So, how exactly would one go about fitting a folding tire? At first it may seem quite challenging, as it is so different to a regular tire. This may put you off folding tires, but once you get used to the procedure it should be a relatively painless experience.
The packaging of the tire can actually make quite a larger difference in how easier it is to fit the tire. Depending on which company it was that made your tire, it will most likely be packaged differently.
If it has been packaged well it should let you unfold it without issues, but if it has been done carelessly, then the unfolding process may give you a bit of a headache.
When unfolded, you are going to want to put a bit of air into the tires. Use whatever inflation tool you like best and be careful not to put too much air in as folding tires have a lower pressure than normal tires and overfilling them could cause them to burst.
With a bit of air, the tire should plump up and at this point you are going to want to wrap it round the rim of your bike wheel. Keep manoeuvring the tire into position and when you have almost got it completely on the rim you can make use of a tire lever to make it easier getting that last section on.
Using the bike lever on more time, you should make sure the sidewalls of the tire are in place. You may find that you need to let some air out to get this done, but as long as you do not lose too much you should be fine.
How expensive are folding tires?
By this point you are probably wondering just how much these folding tires will cost. As you might expect, it will most likely set you back a little more money than a usual tire.
Some folding tires can come as cheap as $8 (worth keeping in mind you get what you pay for) but some other folding tires can exceed $50, so it depends on personal preference for what the different tires can offer.
I am sure you can see why the price of folding tires may be more than a normal tire. Different materials are used that can be pricier and the storage capabilities make them a lucrative product.
You will have to way up the different aspects of folding tires and normal tires and see which one is more suitable for you. For example, is it worth it in your eyes to spend a bit more to allow for you to be able to carry a spare tire with you, or would you rather spend less for a tire that is less portable.
Folding tires or Wire Bead tires?
More usual tires are made using a wire bead. This has a steel wire that runs between the rim of the bike and the tires. This bead is like a cord wrapped in fabric that goes around the inner circumference of the tire and allows the tire to stay on the rim much easier.
Steel is not usually known for its flexibility and of course, this means that a wire bead tire has far less flexibility than a folding tire. Where you can squash down a folding tire, a wire beaded tire will remain mostly the same. So, if this flexibility is something that is very important to you then consider the folding tires.
The rubber compound that provides some of the malleability in the folding tires can also prove to be a downside from a certain perspective. Whilst the traction that the compound brings to the tire is great, the soft rubber will not last as long as the hard rubber of a wire bead tire.

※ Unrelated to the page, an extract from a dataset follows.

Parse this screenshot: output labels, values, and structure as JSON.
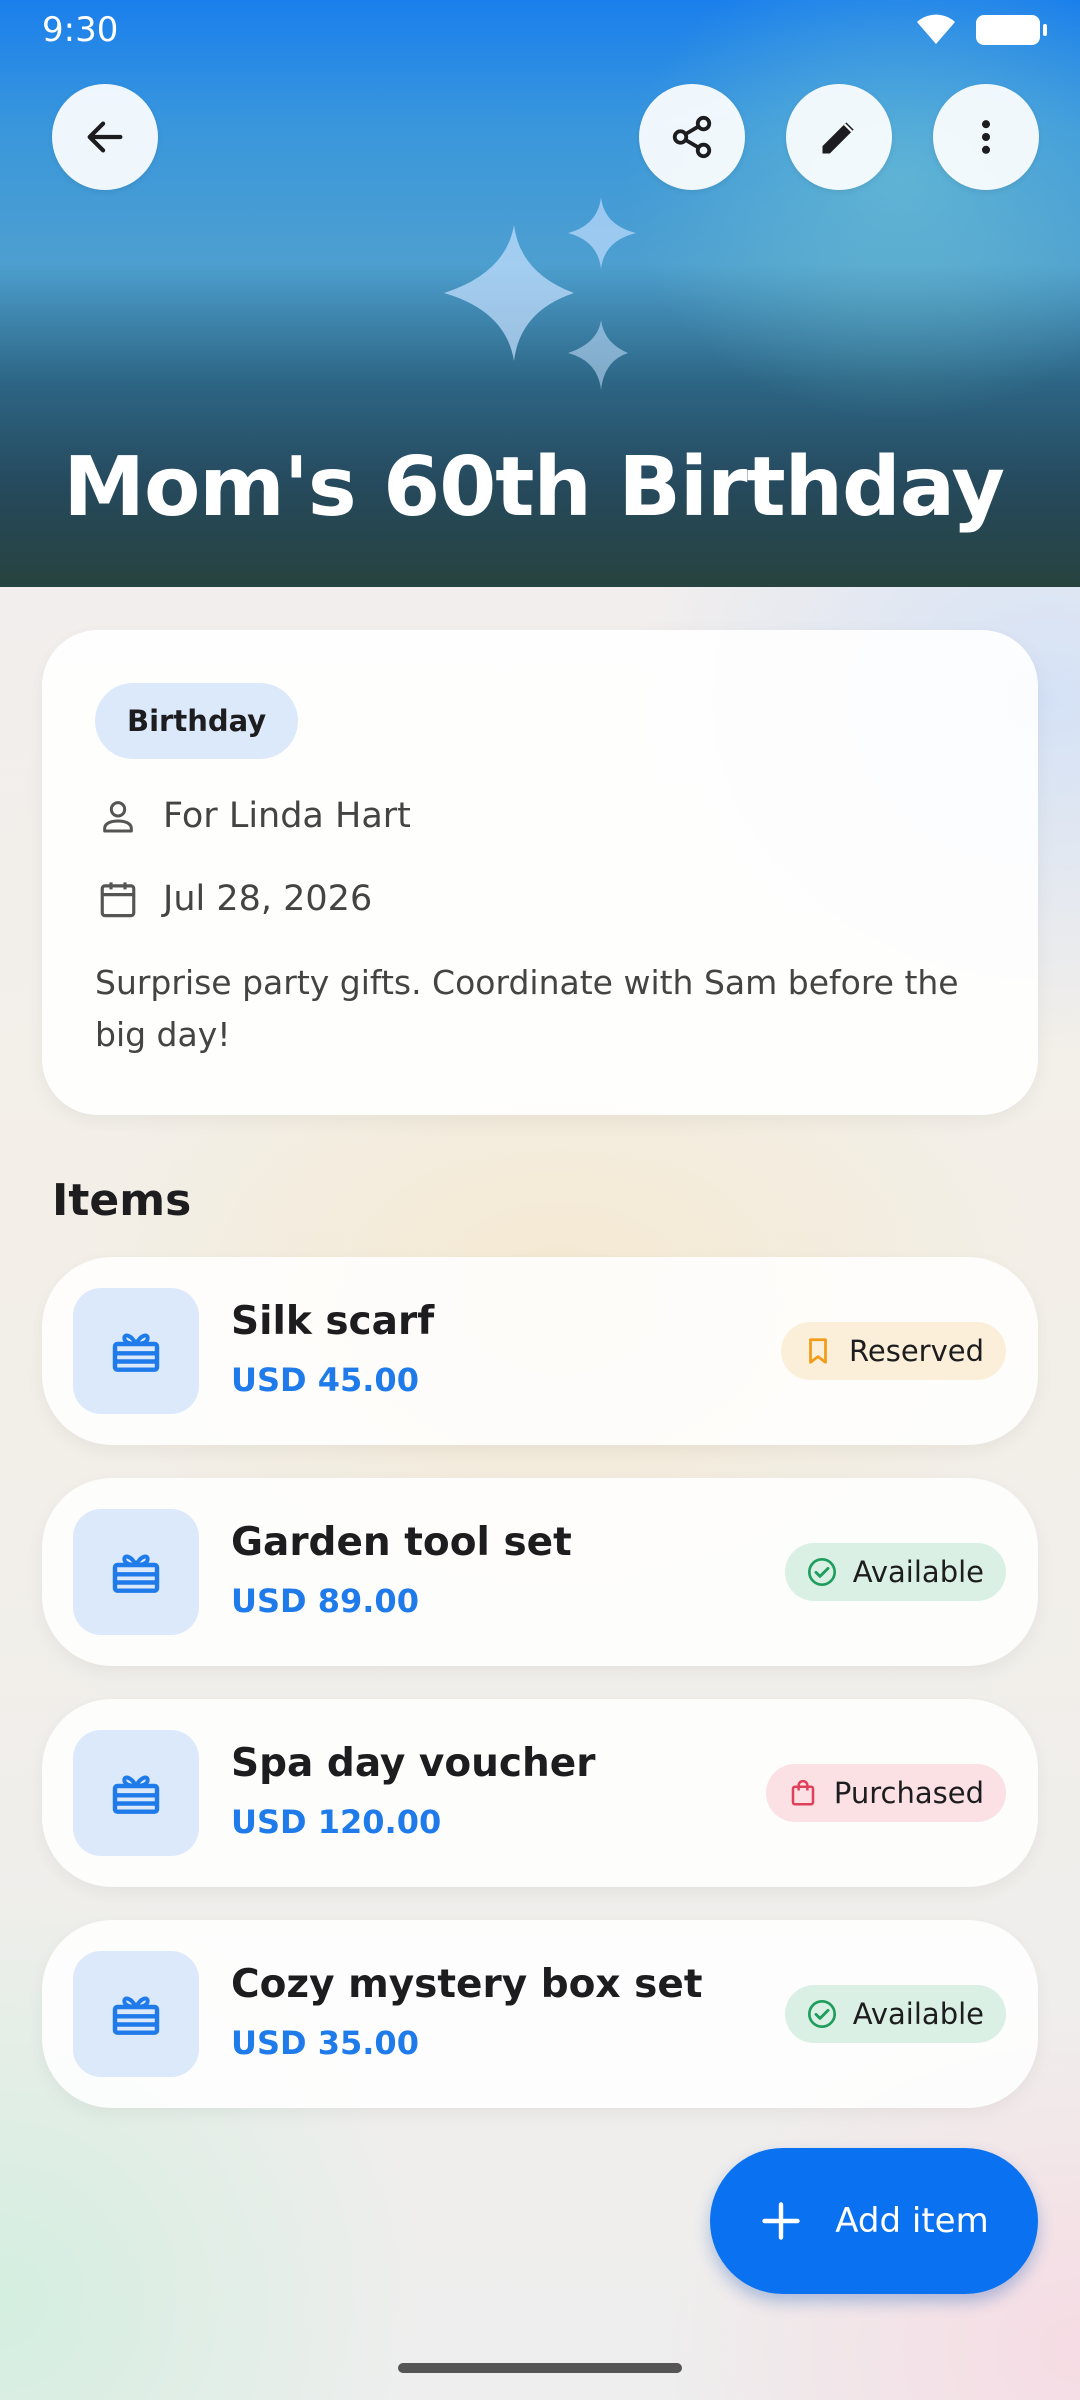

Depending on which is a priority for you (traction or longevity) you need to think about your choice of tire.
When it comes to thread count and weight, the obvious winner will always be the folding tires. Due to the rubber compound the threads per inch will always be much higher and without the heavy steel of the bead the tires will always be lighter. Of course, it depends if this is important to you.

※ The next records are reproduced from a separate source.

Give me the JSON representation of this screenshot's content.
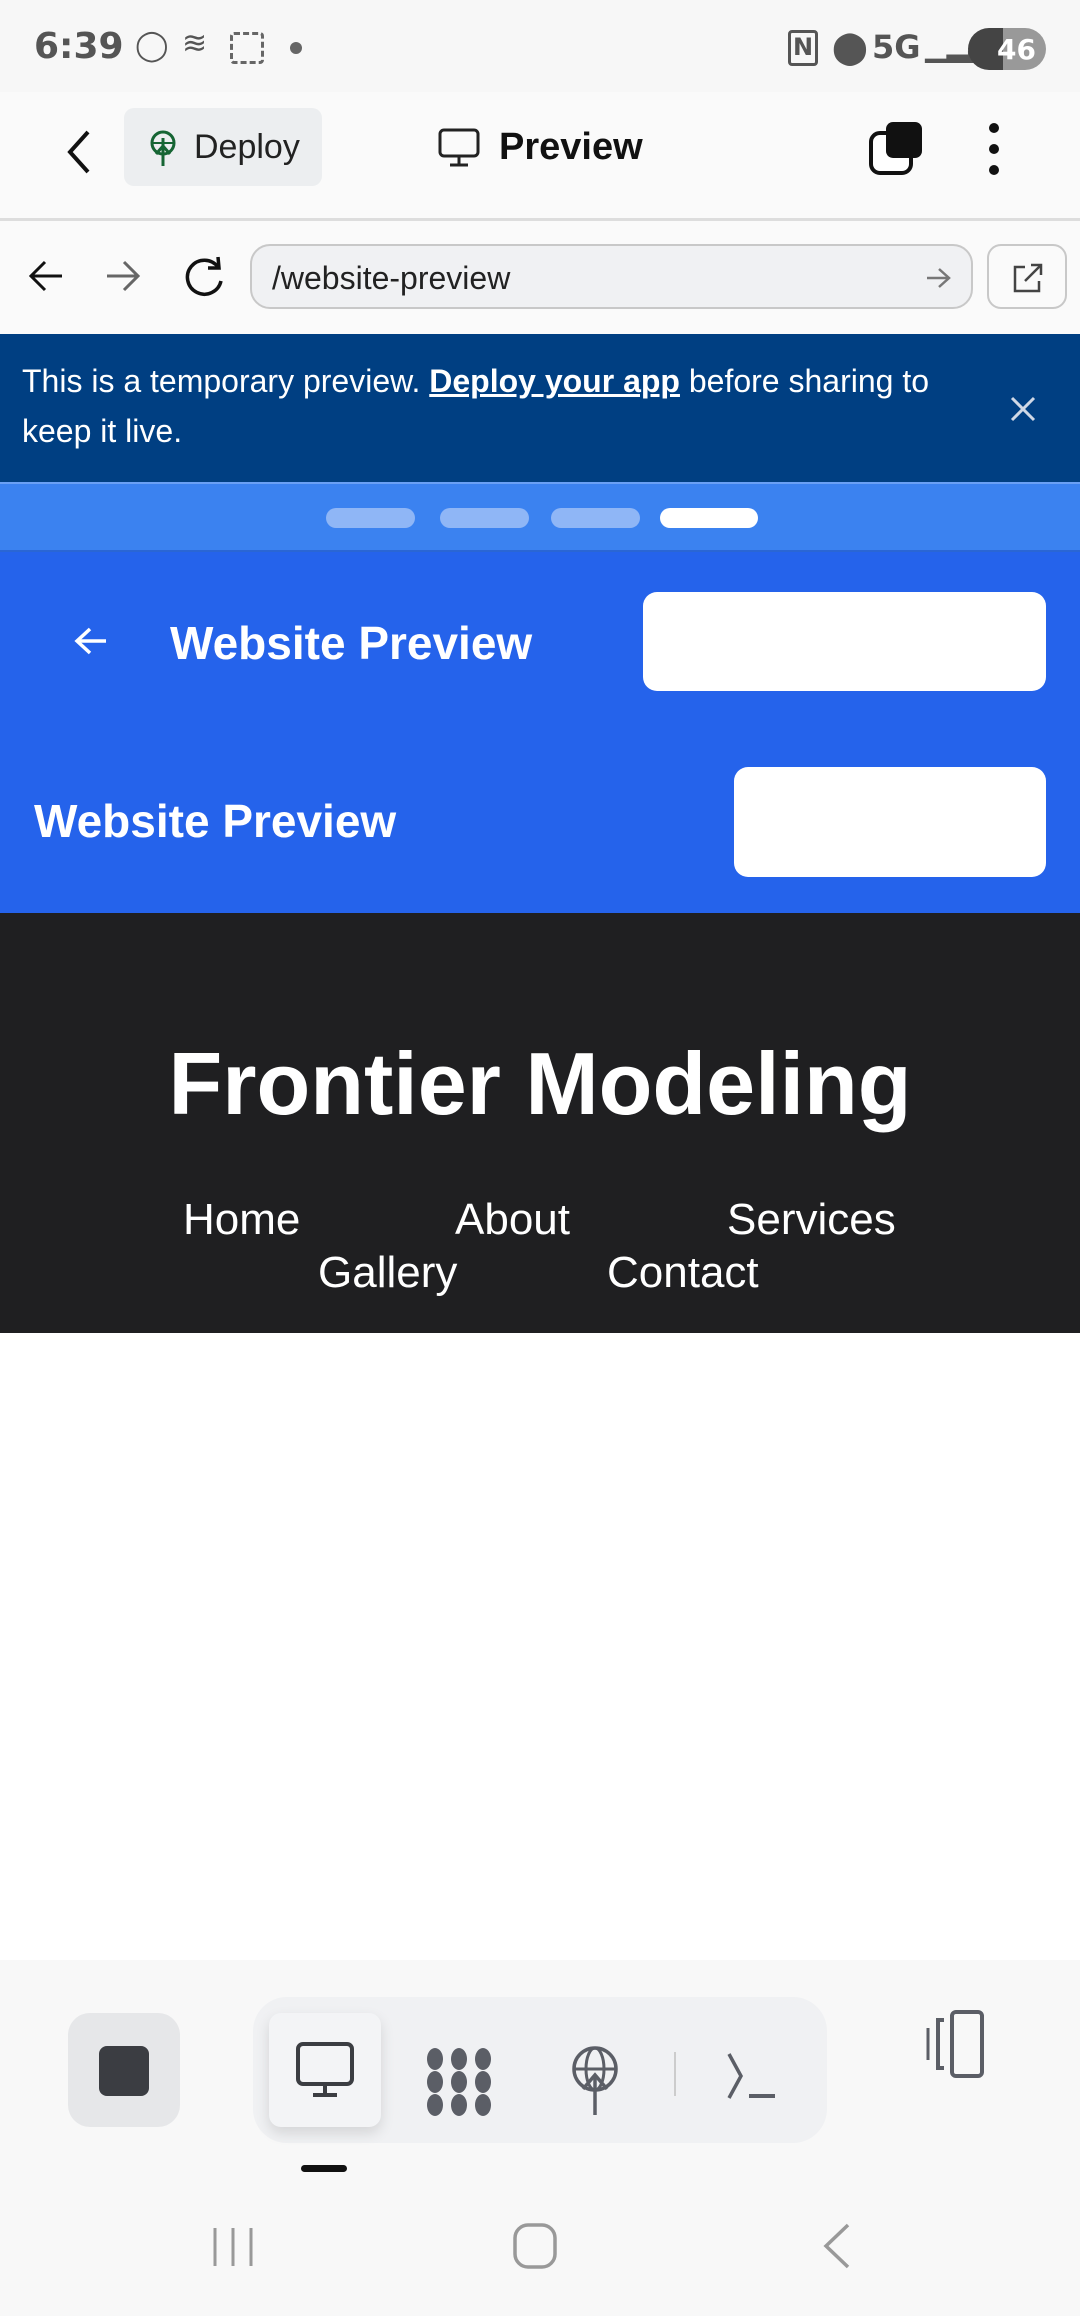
{
  "status_bar": {
    "time": "6:39",
    "network": "5G",
    "battery": "46"
  },
  "header": {
    "deploy_label": "Deploy",
    "title": "Preview"
  },
  "url_bar": {
    "value": "/website-preview"
  },
  "banner": {
    "text_before": "This is a temporary preview. ",
    "link": "Deploy your app",
    "text_after": " before sharing to keep it live."
  },
  "site": {
    "header_title_1": "Website Preview",
    "header_title_2": "Website Preview",
    "hero_title": "Frontier Modeling",
    "nav": [
      "Home",
      "About",
      "Services",
      "Gallery",
      "Contact"
    ]
  },
  "colors": {
    "banner": "#003f82",
    "site_header": "#2563eb",
    "hero": "#1f1f21"
  },
  "toolbar_icons": [
    "stop-icon",
    "monitor-icon",
    "network-icon",
    "deploy-icon",
    "terminal-icon",
    "device-frame-icon"
  ]
}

Finally, we have to think about money. If you want to keep costs low, you can most likely find a wire bead tire for a bit cheaper than a folding tire. But if you find yourself swayed by the benefits that a folding tire can offer, then maybe the extra money will be worth the investment.

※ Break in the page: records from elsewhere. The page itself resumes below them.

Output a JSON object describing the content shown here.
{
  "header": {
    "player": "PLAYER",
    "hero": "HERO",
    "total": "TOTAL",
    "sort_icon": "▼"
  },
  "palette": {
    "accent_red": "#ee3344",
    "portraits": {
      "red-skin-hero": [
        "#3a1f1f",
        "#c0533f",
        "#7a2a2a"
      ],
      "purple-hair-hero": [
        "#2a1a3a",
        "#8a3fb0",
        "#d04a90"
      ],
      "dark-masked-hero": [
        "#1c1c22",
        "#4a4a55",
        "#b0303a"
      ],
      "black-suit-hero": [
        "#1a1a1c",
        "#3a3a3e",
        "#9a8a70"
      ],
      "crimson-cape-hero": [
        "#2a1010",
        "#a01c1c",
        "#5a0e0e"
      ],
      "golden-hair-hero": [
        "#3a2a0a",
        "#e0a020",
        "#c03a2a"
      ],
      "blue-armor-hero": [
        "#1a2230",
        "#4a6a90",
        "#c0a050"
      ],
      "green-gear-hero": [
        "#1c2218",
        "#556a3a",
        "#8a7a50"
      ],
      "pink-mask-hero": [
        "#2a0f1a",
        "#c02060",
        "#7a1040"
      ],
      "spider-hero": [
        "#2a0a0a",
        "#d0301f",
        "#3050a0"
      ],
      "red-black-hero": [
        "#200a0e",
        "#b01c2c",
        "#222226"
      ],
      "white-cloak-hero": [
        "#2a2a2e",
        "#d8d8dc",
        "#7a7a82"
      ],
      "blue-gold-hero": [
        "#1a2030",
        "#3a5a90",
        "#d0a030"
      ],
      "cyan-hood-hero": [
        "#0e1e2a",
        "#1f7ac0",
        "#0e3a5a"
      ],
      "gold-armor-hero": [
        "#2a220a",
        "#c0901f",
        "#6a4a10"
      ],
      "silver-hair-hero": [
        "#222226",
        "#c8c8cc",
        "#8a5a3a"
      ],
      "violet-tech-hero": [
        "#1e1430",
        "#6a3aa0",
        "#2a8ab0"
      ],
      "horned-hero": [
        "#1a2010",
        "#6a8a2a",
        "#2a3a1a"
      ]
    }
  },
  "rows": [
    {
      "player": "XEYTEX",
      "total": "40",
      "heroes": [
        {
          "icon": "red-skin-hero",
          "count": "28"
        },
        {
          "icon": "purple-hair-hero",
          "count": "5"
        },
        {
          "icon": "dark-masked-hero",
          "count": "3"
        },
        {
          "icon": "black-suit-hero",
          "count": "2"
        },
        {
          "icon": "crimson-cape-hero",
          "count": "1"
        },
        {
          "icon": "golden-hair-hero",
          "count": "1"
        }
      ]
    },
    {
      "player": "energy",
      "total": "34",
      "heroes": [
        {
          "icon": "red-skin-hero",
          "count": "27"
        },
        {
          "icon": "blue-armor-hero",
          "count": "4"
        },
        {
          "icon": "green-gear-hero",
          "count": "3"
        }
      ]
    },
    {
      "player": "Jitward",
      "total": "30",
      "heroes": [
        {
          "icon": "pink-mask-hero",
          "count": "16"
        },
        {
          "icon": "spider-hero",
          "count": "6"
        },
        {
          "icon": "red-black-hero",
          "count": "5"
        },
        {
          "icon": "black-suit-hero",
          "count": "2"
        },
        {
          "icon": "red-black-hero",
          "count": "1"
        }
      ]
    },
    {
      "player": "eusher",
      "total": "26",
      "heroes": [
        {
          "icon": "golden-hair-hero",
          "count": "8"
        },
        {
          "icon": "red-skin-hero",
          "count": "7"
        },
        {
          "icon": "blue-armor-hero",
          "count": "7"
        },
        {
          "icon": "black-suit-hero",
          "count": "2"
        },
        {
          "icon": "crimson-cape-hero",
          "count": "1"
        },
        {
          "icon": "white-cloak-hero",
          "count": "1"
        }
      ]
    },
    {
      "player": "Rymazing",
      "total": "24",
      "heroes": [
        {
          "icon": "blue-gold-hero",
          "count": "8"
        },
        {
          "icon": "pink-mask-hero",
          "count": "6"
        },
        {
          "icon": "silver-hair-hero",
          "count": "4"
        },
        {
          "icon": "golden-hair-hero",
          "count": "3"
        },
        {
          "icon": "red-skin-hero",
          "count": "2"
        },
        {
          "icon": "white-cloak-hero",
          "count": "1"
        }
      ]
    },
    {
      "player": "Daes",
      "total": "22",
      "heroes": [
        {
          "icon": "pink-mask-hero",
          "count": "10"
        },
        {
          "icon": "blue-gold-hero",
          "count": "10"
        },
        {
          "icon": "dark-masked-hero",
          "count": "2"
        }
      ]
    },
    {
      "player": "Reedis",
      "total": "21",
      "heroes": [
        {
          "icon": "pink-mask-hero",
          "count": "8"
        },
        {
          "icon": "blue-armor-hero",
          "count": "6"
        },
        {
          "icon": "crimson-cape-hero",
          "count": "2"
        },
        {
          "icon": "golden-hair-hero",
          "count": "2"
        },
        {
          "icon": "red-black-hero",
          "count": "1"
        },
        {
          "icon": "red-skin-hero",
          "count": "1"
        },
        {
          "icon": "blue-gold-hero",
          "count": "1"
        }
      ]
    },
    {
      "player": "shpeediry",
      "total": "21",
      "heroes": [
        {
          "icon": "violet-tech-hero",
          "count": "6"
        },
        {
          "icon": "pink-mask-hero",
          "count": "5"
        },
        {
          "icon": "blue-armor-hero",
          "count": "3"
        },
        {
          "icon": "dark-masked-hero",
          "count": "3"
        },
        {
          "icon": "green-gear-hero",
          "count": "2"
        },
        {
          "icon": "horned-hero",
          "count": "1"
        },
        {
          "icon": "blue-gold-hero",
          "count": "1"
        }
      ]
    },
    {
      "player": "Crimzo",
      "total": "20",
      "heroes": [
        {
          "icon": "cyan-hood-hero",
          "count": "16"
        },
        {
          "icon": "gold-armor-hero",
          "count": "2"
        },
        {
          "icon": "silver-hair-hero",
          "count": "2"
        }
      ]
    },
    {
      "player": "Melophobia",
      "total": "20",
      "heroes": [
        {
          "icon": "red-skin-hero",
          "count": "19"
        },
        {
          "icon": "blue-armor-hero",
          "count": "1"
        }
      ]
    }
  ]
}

To conclude, folding tires can be easier to fit although not necessarily. If you value saving space and a smoother ride, then go for a folding tire. If you want to save money and need longer lasting tires, then go for wire bead tires. It all depends on what you need from your tires.